By Jef With One F
By Rocks Off
By Chris Lane
By Angelica Leicht
By Corey Deiterman
By Angelica Leicht
By Corey Deiterman
"I refuse to take my kids into clubs, and it has nothing to do with the music; it's just the atmosphere," Space says. "There's a lot of smoke, which isn't good for 'em, and a lot of drunk people. You can word it however you want. I just don't think it's a good atmosphere for kids."
All of this got him down, so he decided to do something about it. He and his wife, PJ, a singer and vocal teacher, bought a house in the Heights, dubbed it the Space Place and starting throwing the THC series, which stands for, among other things, Texas House Concerts. And it's hard to find a more pleasant way to while away a Sunday afternoon than these family-friendly bluegrass, country and jam-band house concerts.
When you walk into his backyard, it seems purpose-built as a concert space, a sort of domestic amphitheater. In fair weather, the stage slots nicely against the high wooden fence in one corner of the driveway, ample seating is scattered about in front and to the sides, a small swimming pool offers a cool summer vantage point, and as of last weekend, there are now three barbecue pits offering sustenance to hungry hungry hippies. (And the show goes on even in the rain -- in bad weather, Space simply moves the stage to his covered patio.) Kids frolic around the margins on scooters and skateboards and, weather permitting, in the pool, while adults congregate around the stage or around the trays of grilled meat in Space's big kitchen.
"When we bought this house, we thought we had robbed a bank or something," Space says. "I had thought about moving to Clear Lake, but they have too many deed restrictions. I couldn't do this there. Here, all I have to do is get a noise permit from the city, which costs ten bucks, and the cops can't bother me."
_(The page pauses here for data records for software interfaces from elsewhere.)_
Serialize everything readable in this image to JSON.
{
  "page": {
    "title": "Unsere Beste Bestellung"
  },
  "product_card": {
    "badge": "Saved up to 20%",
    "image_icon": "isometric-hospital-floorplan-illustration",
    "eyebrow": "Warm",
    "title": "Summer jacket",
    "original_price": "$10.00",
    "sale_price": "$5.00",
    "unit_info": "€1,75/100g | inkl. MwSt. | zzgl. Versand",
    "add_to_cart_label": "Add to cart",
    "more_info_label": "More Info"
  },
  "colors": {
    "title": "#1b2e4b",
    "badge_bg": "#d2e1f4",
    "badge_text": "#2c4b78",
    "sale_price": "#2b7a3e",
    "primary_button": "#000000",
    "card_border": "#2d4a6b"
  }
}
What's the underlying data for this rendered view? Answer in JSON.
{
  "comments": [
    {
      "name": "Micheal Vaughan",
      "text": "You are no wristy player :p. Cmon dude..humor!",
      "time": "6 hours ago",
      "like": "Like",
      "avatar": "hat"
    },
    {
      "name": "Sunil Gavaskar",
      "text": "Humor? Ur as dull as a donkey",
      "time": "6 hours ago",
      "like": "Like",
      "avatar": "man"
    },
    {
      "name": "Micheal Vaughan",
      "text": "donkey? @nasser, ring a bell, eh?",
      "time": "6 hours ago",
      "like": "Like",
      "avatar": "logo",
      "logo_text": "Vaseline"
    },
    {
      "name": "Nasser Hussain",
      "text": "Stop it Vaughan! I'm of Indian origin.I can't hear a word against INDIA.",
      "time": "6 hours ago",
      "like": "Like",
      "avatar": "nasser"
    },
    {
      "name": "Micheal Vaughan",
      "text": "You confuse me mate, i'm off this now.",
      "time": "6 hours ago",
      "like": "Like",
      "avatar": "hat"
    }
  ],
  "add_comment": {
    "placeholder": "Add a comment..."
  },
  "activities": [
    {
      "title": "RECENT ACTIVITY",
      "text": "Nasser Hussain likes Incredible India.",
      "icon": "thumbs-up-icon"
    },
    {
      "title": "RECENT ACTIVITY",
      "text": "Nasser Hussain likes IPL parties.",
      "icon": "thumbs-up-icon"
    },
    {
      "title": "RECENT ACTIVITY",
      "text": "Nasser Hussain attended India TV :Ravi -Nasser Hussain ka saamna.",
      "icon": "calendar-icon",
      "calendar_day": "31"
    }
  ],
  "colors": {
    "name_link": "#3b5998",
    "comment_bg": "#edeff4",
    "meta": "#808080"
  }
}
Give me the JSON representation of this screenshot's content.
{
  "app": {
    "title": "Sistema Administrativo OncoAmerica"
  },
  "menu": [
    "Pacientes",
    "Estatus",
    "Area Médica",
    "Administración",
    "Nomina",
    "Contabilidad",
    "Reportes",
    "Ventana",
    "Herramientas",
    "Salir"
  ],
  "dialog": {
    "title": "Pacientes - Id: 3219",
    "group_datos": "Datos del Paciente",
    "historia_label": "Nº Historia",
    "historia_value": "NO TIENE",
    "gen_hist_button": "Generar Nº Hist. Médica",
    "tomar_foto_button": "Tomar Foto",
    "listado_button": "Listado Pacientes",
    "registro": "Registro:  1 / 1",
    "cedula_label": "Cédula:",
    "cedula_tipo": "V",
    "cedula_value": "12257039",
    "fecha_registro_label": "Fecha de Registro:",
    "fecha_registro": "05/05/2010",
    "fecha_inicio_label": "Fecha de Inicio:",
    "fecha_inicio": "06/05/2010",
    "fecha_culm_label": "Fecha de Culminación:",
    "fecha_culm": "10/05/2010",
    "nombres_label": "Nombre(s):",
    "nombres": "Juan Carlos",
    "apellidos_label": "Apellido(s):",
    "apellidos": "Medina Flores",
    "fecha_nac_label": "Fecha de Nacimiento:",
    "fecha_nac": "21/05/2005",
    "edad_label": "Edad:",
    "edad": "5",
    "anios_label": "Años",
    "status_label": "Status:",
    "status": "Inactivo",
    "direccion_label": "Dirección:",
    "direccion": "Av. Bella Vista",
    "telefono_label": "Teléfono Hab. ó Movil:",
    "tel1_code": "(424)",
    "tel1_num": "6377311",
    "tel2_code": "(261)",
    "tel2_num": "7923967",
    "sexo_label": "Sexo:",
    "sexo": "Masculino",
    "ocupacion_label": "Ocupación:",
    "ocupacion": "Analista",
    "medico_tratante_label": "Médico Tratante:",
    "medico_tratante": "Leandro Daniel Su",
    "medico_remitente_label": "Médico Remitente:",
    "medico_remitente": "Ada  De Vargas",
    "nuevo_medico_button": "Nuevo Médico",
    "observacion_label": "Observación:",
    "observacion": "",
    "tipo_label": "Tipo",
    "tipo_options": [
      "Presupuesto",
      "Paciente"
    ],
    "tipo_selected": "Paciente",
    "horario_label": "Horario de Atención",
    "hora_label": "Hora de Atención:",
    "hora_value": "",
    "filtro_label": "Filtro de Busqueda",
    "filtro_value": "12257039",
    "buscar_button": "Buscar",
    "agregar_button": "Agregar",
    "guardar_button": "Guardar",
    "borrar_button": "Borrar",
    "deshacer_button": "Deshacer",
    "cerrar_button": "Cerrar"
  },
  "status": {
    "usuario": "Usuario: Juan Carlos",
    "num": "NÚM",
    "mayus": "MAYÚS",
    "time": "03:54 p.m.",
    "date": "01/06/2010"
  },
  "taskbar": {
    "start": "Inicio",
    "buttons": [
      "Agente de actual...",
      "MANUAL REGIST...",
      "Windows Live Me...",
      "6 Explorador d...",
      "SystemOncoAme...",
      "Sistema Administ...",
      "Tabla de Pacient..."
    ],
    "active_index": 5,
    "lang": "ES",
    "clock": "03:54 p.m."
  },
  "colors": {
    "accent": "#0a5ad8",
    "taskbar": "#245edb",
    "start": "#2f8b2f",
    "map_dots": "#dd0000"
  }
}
The shows are BYOB and BYOM, which Space notes stands for "bring your own meat, not marijuana." Said meat is grilled for you -- you can bring whatever you want, from hot dogs and hamburgers to pork loins and steaks -- on any one of Space's grand total of three pits. "It's like one of those 'You might be a redneck' jokes," Space notes. "You might be a redneck if you have three barbecue pits in your backyard." Admission is always free, though donations to the performers are encouraged. "I take up a collection and give it to the bands," Space says. "I don't make any money; in fact, I usually lose about $150 buying wood for the barbecue pits and things like that. And I always feed the bands."
So far, these bands have included locals Guy Schwartz and the New Jack Hippies, Zwee, Drop Trio, Carolyn Wonderland, Opie Hendrix, the Hightailers, Carrie Ann and the Apocalyptics and Sky Blue 72, and out-of-town notables New Monsoon and Hot Buttered Rum String Band from San Francisco, Captain Soularcat from Rome, Georgia, and Austin's Two High String Band.
Space's all-time favorite show featured Ronny Cox, also known as "that guy from Deliverance who wasn't the fetal alcohol syndrome kid." "That was what a house concert was supposed to be like: him and Jack Williams and Opie Hendrix playing with no amplification," Space remembers. "There weren't many people there, but the stories Ronny told and his playing more than made up for it."
Though the shows usually take place once a month, that schedule is seldom rigidly adhered to. Sometimes there are two or more, sometimes none, but Space has shows lined up for each of the next three months. Check the THC Web site at www.texashouseconcerts.com for confirmed dates. And while you're there, those of you of a tape-trading bent -- or hell, serious music lovers in general -- should click the Brunch of the Living Dead link. These brunches, which are held on the first, third and fifth Sundays of each month from 3 p.m. to 8 p.m., are tape-trading events at which you can access and burn from Space's truly staggering library of more than 10,400 live shows recorded on more than 21,605 discs.
"We're not bootleggers," Space says, before I can even ask. "We take no money in exchange for these CDs; it's just for the love of music. We don't deal in commercial releases either -- if it's in stores, we don't spin it, 'cause that would be illegal. I think you'll find the list interesting."
That's an understatement. I clicked over to the link and expected my choice to be limited to thousands of Dead, String Cheese Incident, Phish and Widespread Panic shows, and while all that is available in staggering magnitude, there is also much, much more. Louis Armstrong at the University of North Carolina in 1954; the B-52s at a Jamaican world music festival in 1982; a half-dozen mid- and late-'80s Butthole Surfers shows; an Elvis Costello show from 1977, another from 1989 and a third from 1996; literally hundreds of Neil Young concerts; dozens of blues gigs by the likes of B.B., Freddie and Albert King, Lightnin' Hopkins, Albert Collins and Mance Lipscomb; and shows from every phase of the careers of influential bands such as Led Zeppelin, the Ramones and the Talking Heads. It's a truly mind-blowing archive of music, and it's most decidedly not just for Deadheads and jam-band fanatics.